Hungry Will Sparrow is on the run. He stole a cold rabbit pie and the man who owned him announced he was going to sell Will as a climbing boy in the city. Will knows his life will be short and harsh in the chimneys. So, using his speed he is putting as much distance between himself and the angry owner as he can.
Set in 1599 this is Will's story. His mother dead and his father dead-drunk, Will has no home and has no family and has no one to care for him. His new life will be one of berries and thieving until his path crosses that of travelers and conjurers and magicians who make their money at local fairs entertaining the folk with sleight of hand and trickery. Will bounces from one character to another in search of a place to belong and a penny or two to buy some bread, an apple or perhaps some beef ribs. Eventually he finds Mr. Tidball, owner of a caravan of oddities and exhibits.

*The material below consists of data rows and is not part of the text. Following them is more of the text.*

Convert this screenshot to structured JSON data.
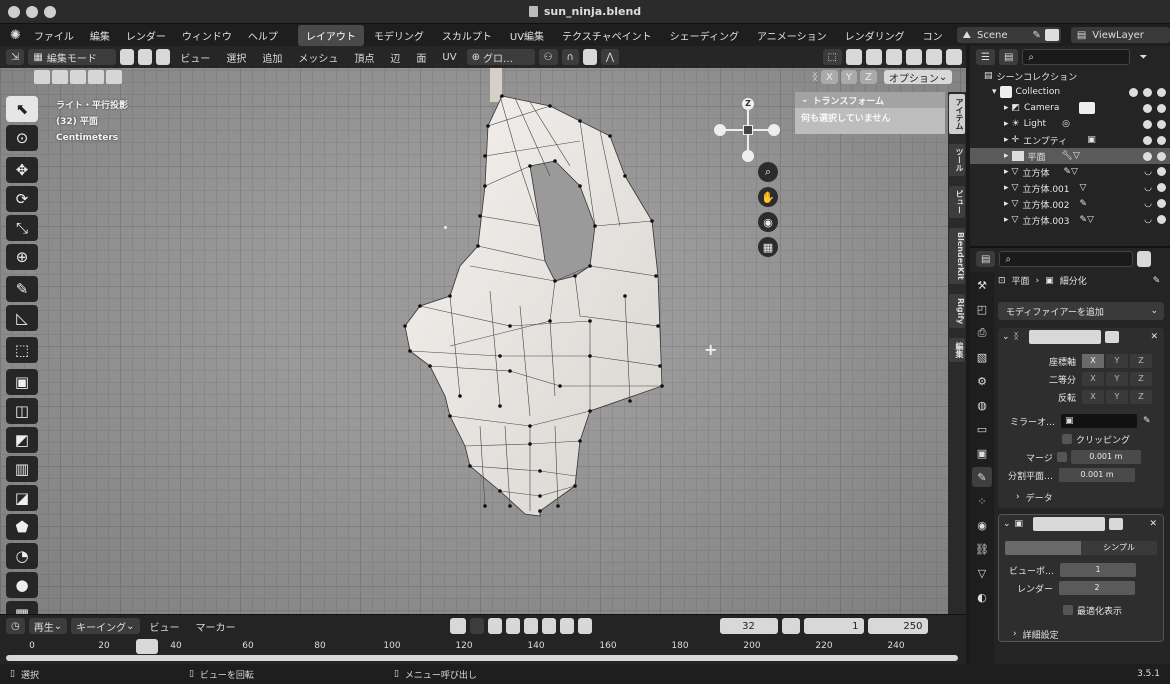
{
  "window": {
    "title": "sun_ninja.blend"
  },
  "topbar": {
    "menus": [
      "ファイル",
      "編集",
      "レンダー",
      "ウィンドウ",
      "ヘルプ"
    ],
    "workspaces": [
      "レイアウト",
      "モデリング",
      "スカルプト",
      "UV編集",
      "テクスチャペイント",
      "シェーディング",
      "アニメーション",
      "レンダリング",
      "コン"
    ],
    "active_workspace": "レイアウト",
    "scene": "Scene",
    "view_layer": "ViewLayer"
  },
  "viewport_header": {
    "mode": "編集モード",
    "menus": [
      "ビュー",
      "選択",
      "追加",
      "メッシュ",
      "頂点",
      "辺",
      "面",
      "UV"
    ],
    "transform": "グロ…",
    "options": "オプション"
  },
  "viewport_info": {
    "line1": "ライト・平行投影",
    "line2": "(32) 平面",
    "line3": "Centimeters"
  },
  "npanel": {
    "header": "トランスフォーム",
    "body": "何も選択していません",
    "tabs": [
      "アイテム",
      "ツール",
      "ビュー",
      "BlenderKit",
      "Rigify",
      "編集"
    ],
    "active_tab": "アイテム"
  },
  "gizmo": {
    "z": "Z"
  },
  "outliner": {
    "title": "シーンコレクション",
    "items": [
      {
        "label": "Collection"
      },
      {
        "label": "Camera"
      },
      {
        "label": "Light"
      },
      {
        "label": "エンプティ"
      },
      {
        "label": "平面"
      },
      {
        "label": "立方体"
      },
      {
        "label": "立方体.001"
      },
      {
        "label": "立方体.002"
      },
      {
        "label": "立方体.003"
      }
    ]
  },
  "properties": {
    "breadcrumb_obj": "平面",
    "breadcrumb_mod": "細分化",
    "add_modifier": "モディファイアーを追加",
    "mirror": {
      "axis_label": "座標軸",
      "bisect_label": "二等分",
      "flip_label": "反転",
      "xyz": [
        "X",
        "Y",
        "Z"
      ],
      "mirror_obj_label": "ミラーオ…",
      "clipping_label": "クリッピング",
      "merge_label": "マージ",
      "merge_value": "0.001 m",
      "bisect_dist_label": "分割平面…",
      "bisect_dist_value": "0.001 m",
      "data_label": "データ"
    },
    "subdiv": {
      "tab_simple": "シンプル",
      "viewport_label": "ビューポ…",
      "viewport_value": "1",
      "render_label": "レンダー",
      "render_value": "2",
      "optimal_label": "最適化表示",
      "advanced_label": "詳細設定"
    }
  },
  "timeline": {
    "playback": "再生",
    "keying": "キーイング",
    "view": "ビュー",
    "marker": "マーカー",
    "current_frame": "32",
    "start": "1",
    "end": "250",
    "ticks": [
      "0",
      "20",
      "40",
      "60",
      "80",
      "100",
      "120",
      "140",
      "160",
      "180",
      "200",
      "220",
      "240"
    ]
  },
  "statusbar": {
    "select": "選択",
    "rotate": "ビューを回転",
    "menu": "メニュー呼び出し",
    "version": "3.5.1"
  }
}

Mr. Tidball promises Will two pennies a day for his help driving the wagon and caring for the horse. The oddities include a dwarf named Fitz, a blind juggler named Benjamin and a cat-faced girl named Greymalkin. Will fears the cat-girl and looks down on Fitz for his drunken brawling. But, life is not always what it appears on the surface. Just who are the good guys and truth tellers in this world of thieves and liars.
Welcome to Elizabethan England with all of its smells, injustices, poverty and hope. These travelers are finding their way from town to town and from fair to fair to make a living. But they also offer each other the eternal gifts of friendship, loyalty, and love. If a blind man can become a juggler instead of giving up on life, what can a boy of Will's spirit achieve? How much can a boy take before he simply chooses to slip into the muck and the darkness?
This is as much a story of any era and any one of us as we look at the balls that get thrown at us and decide if we will throw them back, juggle them or simply suffer the bruises and be knocked down. 216 pages Ages 8-12 (Barb)